Look how quickly the ground shifted once Hagel went from balloon to nominee. Senate Democrats lined up behind him. Outside advocacy groups, including powerful ones like AIPAC, made clear they did not want to step into the fight. Opposition that had seemed fearful suddenly started to seem flimsy. Confirmation is certainly not a done deal, but opponents also realize that they will have to invest significant political capital if they want to derail Hagel.

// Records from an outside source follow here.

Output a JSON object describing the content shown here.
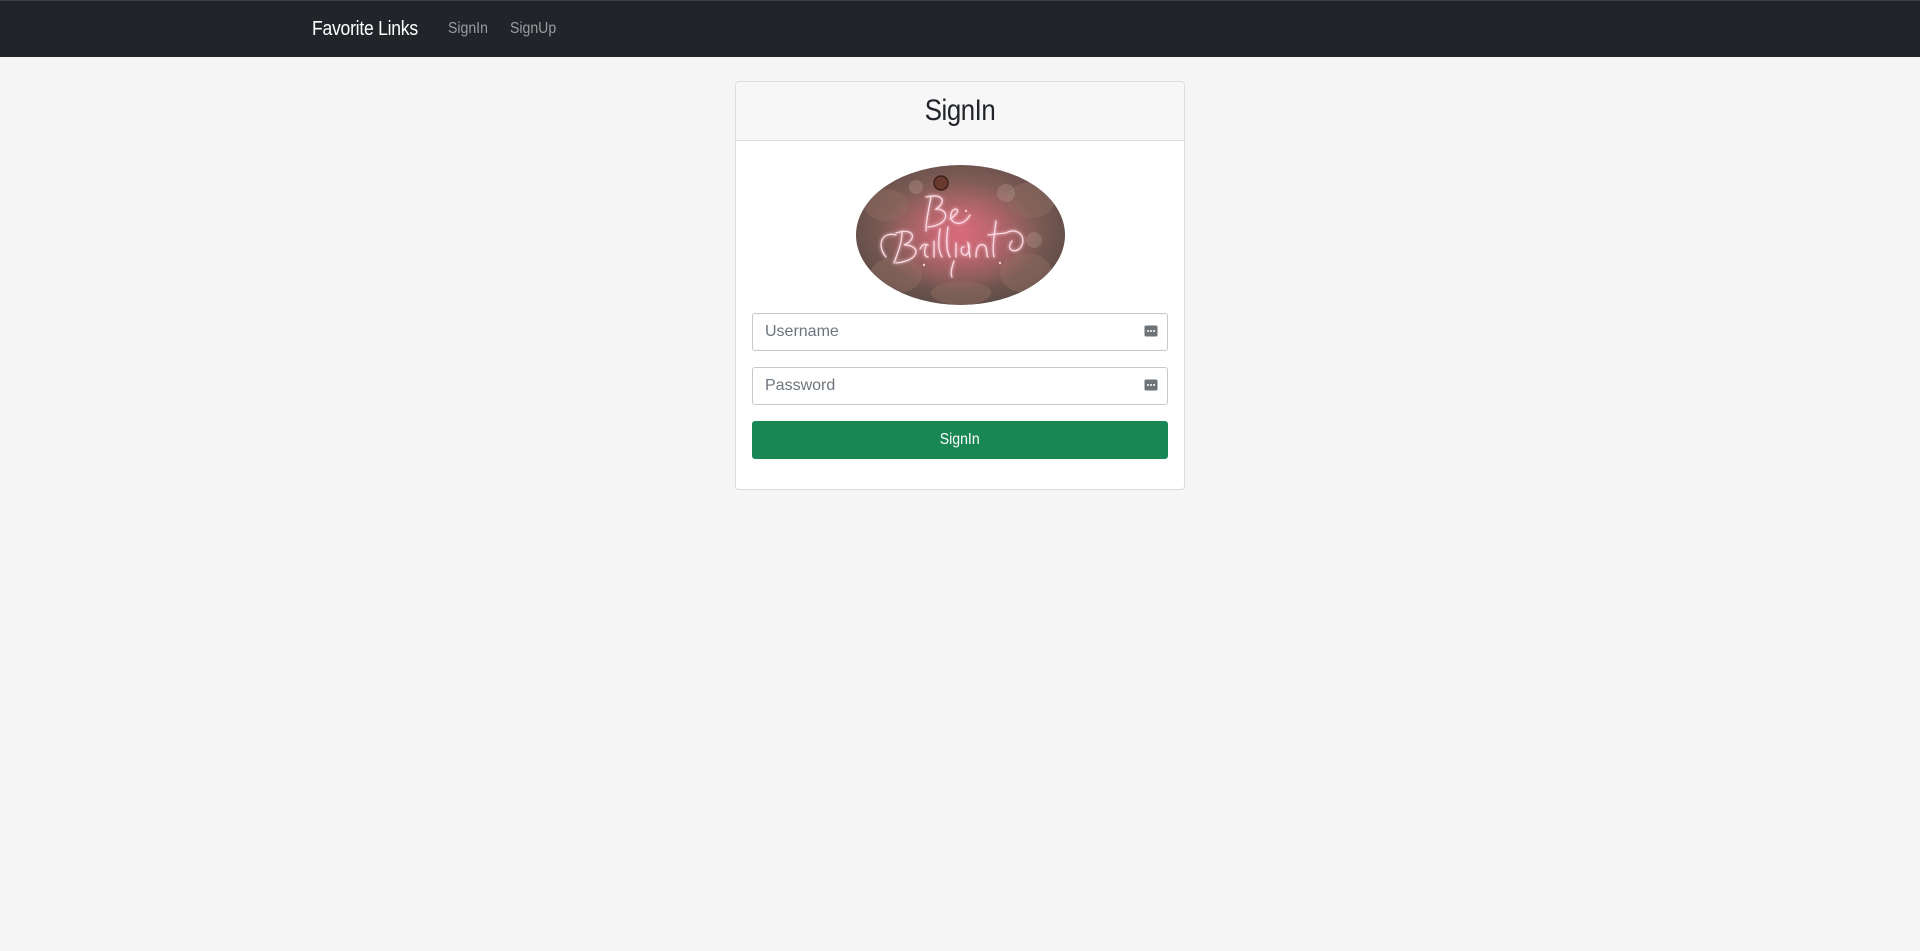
{
  "navbar": {
    "brand": "Favorite Links",
    "links": [
      {
        "label": "SignIn"
      },
      {
        "label": "SignUp"
      }
    ]
  },
  "signin_card": {
    "title": "SignIn",
    "logo": {
      "lettering": "Be Brilliant",
      "icon": "neon-sign-image"
    },
    "username": {
      "placeholder": "Username",
      "value": "",
      "icon": "password-manager-key-icon"
    },
    "password": {
      "placeholder": "Password",
      "value": "",
      "icon": "password-manager-key-icon"
    },
    "submit_label": "SignIn"
  },
  "colors": {
    "navbar_bg": "#212529",
    "page_bg": "#f5f5f5",
    "button_bg": "#198754",
    "neon_pink": "#ff4d7a"
  }
}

Trial ballooning invites every form of character assassination because it gives opponents cost-free opportunities to snipe at the would-be nominee. If Obama thinks Rice or Hagel is the right candidate, he should nominate them -- and be prepared to fight for their confirmation. Floating policy proposals may provide an administration real political cover, but when a potential nominee gets shot down, the administration looks weaker, not stronger -- thus obviating the point of a trial balloon in the first place.

In an era when we routinely lament the unwillingness of many Americans to step up to public service, we should probably avoid hanging those already in public life out to dry. The rooster, sheep, and duck that the Montgolfiere brothers sent aloft in their balloon? All three survived. Susan Rice was less lucky.

Chris Hondros/Getty Images